DATA SUPPLIED Start Marker

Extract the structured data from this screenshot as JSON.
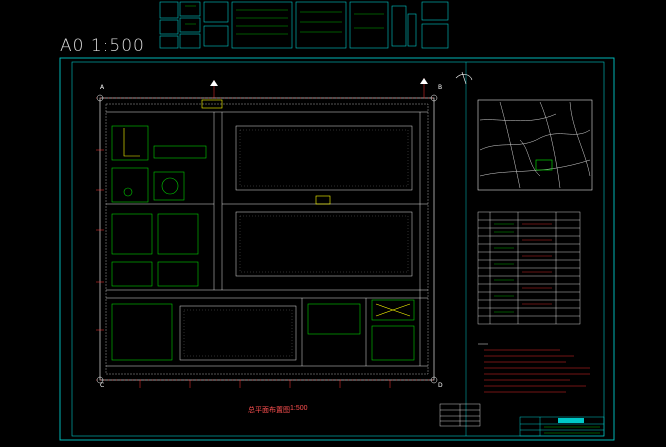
{
  "drawing": {
    "scale_title": "A0 1:500",
    "plan_title": "总平面布置图",
    "plan_scale": "1:500"
  },
  "axis_labels": {
    "a": "A",
    "b": "B",
    "c": "C",
    "d": "D"
  },
  "colors": {
    "background": "#000000",
    "frame": "#00c8c8",
    "road": "#e0e0e0",
    "building": "#00d000",
    "annotation": "#ff3030",
    "detail": "#ffff00"
  }
}
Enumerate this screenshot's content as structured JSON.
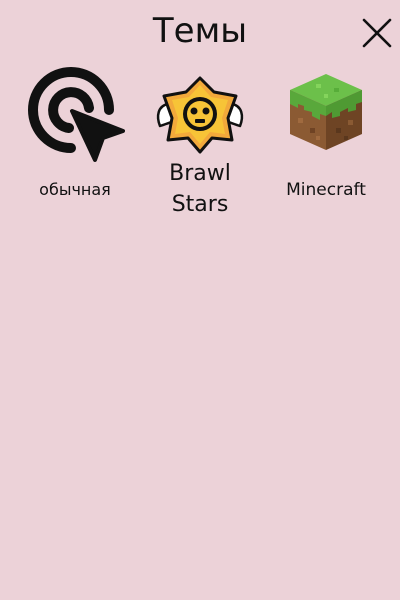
{
  "header": {
    "title": "Темы",
    "close_icon": "close-icon"
  },
  "themes": [
    {
      "label": "обычная",
      "icon": "cursor-click-icon"
    },
    {
      "label": "Brawl Stars",
      "icon": "brawl-stars-star-icon"
    },
    {
      "label": "Minecraft",
      "icon": "minecraft-grass-block-icon"
    }
  ],
  "colors": {
    "background": "#ecd2d8",
    "text": "#111111"
  }
}
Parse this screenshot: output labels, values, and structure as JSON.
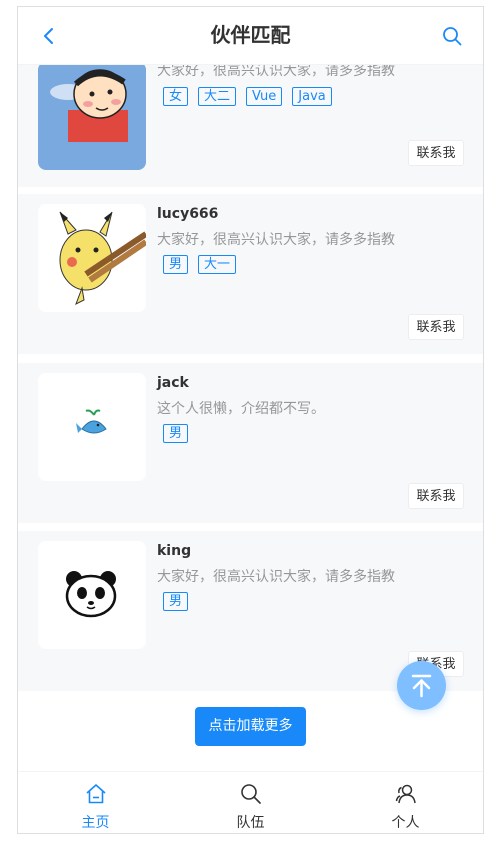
{
  "nav": {
    "title": "伙伴匹配"
  },
  "users": [
    {
      "name": "",
      "description": "大家好，很高兴认识大家，请多多指教",
      "tags": [
        "女",
        "大二",
        "Vue",
        "Java"
      ],
      "contact_label": "联系我",
      "avatar": "crayon-shin-chan-avatar"
    },
    {
      "name": "lucy666",
      "description": "大家好，很高兴认识大家，请多多指教",
      "tags": [
        "男",
        "大一"
      ],
      "contact_label": "联系我",
      "avatar": "pikachu-avatar"
    },
    {
      "name": "jack",
      "description": "这个人很懒，介绍都不写。",
      "tags": [
        "男"
      ],
      "contact_label": "联系我",
      "avatar": "whale-avatar"
    },
    {
      "name": "king",
      "description": "大家好，很高兴认识大家，请多多指教",
      "tags": [
        "男"
      ],
      "contact_label": "联系我",
      "avatar": "panda-avatar"
    }
  ],
  "load_more_label": "点击加载更多",
  "tabbar": [
    {
      "label": "主页",
      "icon": "home-icon",
      "active": true
    },
    {
      "label": "队伍",
      "icon": "search-icon",
      "active": false
    },
    {
      "label": "个人",
      "icon": "user-icon",
      "active": false
    }
  ],
  "colors": {
    "primary": "#1989fa",
    "card_bg": "#f7f8fa",
    "back_top": "#7fbfff"
  }
}
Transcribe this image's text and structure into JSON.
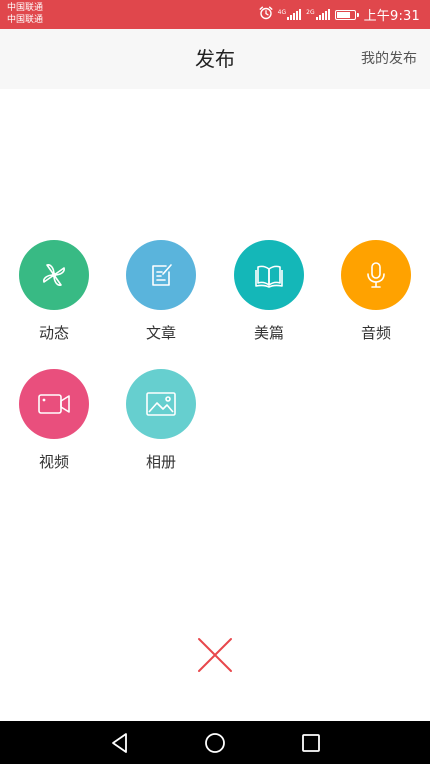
{
  "status_bar": {
    "carrier_1": "中国联通",
    "carrier_2": "中国联通",
    "sim1_network": "4G",
    "sim2_network": "2G",
    "time": "上午9:31",
    "battery_level": 0.85,
    "bar_color": "#e0474c",
    "icons": [
      "alarm-icon",
      "signal-icon",
      "battery-icon"
    ]
  },
  "header": {
    "title": "发布",
    "action_label": "我的发布"
  },
  "publish_options": [
    {
      "label": "动态",
      "icon": "pinwheel-icon",
      "color": "#38ba84"
    },
    {
      "label": "文章",
      "icon": "edit-note-icon",
      "color": "#5ab4dc"
    },
    {
      "label": "美篇",
      "icon": "open-book-icon",
      "color": "#14b7b8"
    },
    {
      "label": "音频",
      "icon": "microphone-icon",
      "color": "#ffa200"
    },
    {
      "label": "视频",
      "icon": "video-camera-icon",
      "color": "#e94f7d"
    },
    {
      "label": "相册",
      "icon": "image-icon",
      "color": "#66cfcf"
    }
  ],
  "close": {
    "icon": "close-icon",
    "color": "#e8474c"
  },
  "nav_bar": {
    "icons": [
      "back-triangle-icon",
      "home-circle-icon",
      "recents-square-icon"
    ]
  }
}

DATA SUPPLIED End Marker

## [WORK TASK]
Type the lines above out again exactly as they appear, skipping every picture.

## [TASK RESULT]
Extract the structured data from this screenshot as JSON.
{
  "drawing": {
    "scale_title": "A0 1:500",
    "plan_title": "总平面布置图",
    "plan_scale": "1:500"
  },
  "axis_labels": {
    "a": "A",
    "b": "B",
    "c": "C",
    "d": "D"
  },
  "colors": {
    "background": "#000000",
    "frame": "#00c8c8",
    "road": "#e0e0e0",
    "building": "#00d000",
    "annotation": "#ff3030",
    "detail": "#ffff00"
  }
}
Enumerate this screenshot's content as structured JSON.
{
  "header": {
    "title": "Темы",
    "close_icon": "close-icon"
  },
  "themes": [
    {
      "label": "обычная",
      "icon": "cursor-click-icon"
    },
    {
      "label": "Brawl Stars",
      "icon": "brawl-stars-star-icon"
    },
    {
      "label": "Minecraft",
      "icon": "minecraft-grass-block-icon"
    }
  ],
  "colors": {
    "background": "#ecd2d8",
    "text": "#111111"
  }
}
Parse this screenshot: output labels, values, and structure as JSON.
{
  "nav": {
    "title": "伙伴匹配"
  },
  "users": [
    {
      "name": "",
      "description": "大家好，很高兴认识大家，请多多指教",
      "tags": [
        "女",
        "大二",
        "Vue",
        "Java"
      ],
      "contact_label": "联系我",
      "avatar": "crayon-shin-chan-avatar"
    },
    {
      "name": "lucy666",
      "description": "大家好，很高兴认识大家，请多多指教",
      "tags": [
        "男",
        "大一"
      ],
      "contact_label": "联系我",
      "avatar": "pikachu-avatar"
    },
    {
      "name": "jack",
      "description": "这个人很懒，介绍都不写。",
      "tags": [
        "男"
      ],
      "contact_label": "联系我",
      "avatar": "whale-avatar"
    },
    {
      "name": "king",
      "description": "大家好，很高兴认识大家，请多多指教",
      "tags": [
        "男"
      ],
      "contact_label": "联系我",
      "avatar": "panda-avatar"
    }
  ],
  "load_more_label": "点击加载更多",
  "tabbar": [
    {
      "label": "主页",
      "icon": "home-icon",
      "active": true
    },
    {
      "label": "队伍",
      "icon": "search-icon",
      "active": false
    },
    {
      "label": "个人",
      "icon": "user-icon",
      "active": false
    }
  ],
  "colors": {
    "primary": "#1989fa",
    "card_bg": "#f7f8fa",
    "back_top": "#7fbfff"
  }
}
Transcribe this image's text and structure into JSON.
{
  "status_bar": {
    "carrier_1": "中国联通",
    "carrier_2": "中国联通",
    "sim1_network": "4G",
    "sim2_network": "2G",
    "time": "上午9:31",
    "battery_level": 0.85,
    "bar_color": "#e0474c",
    "icons": [
      "alarm-icon",
      "signal-icon",
      "battery-icon"
    ]
  },
  "header": {
    "title": "发布",
    "action_label": "我的发布"
  },
  "publish_options": [
    {
      "label": "动态",
      "icon": "pinwheel-icon",
      "color": "#38ba84"
    },
    {
      "label": "文章",
      "icon": "edit-note-icon",
      "color": "#5ab4dc"
    },
    {
      "label": "美篇",
      "icon": "open-book-icon",
      "color": "#14b7b8"
    },
    {
      "label": "音频",
      "icon": "microphone-icon",
      "color": "#ffa200"
    },
    {
      "label": "视频",
      "icon": "video-camera-icon",
      "color": "#e94f7d"
    },
    {
      "label": "相册",
      "icon": "image-icon",
      "color": "#66cfcf"
    }
  ],
  "close": {
    "icon": "close-icon",
    "color": "#e8474c"
  },
  "nav_bar": {
    "icons": [
      "back-triangle-icon",
      "home-circle-icon",
      "recents-square-icon"
    ]
  }
}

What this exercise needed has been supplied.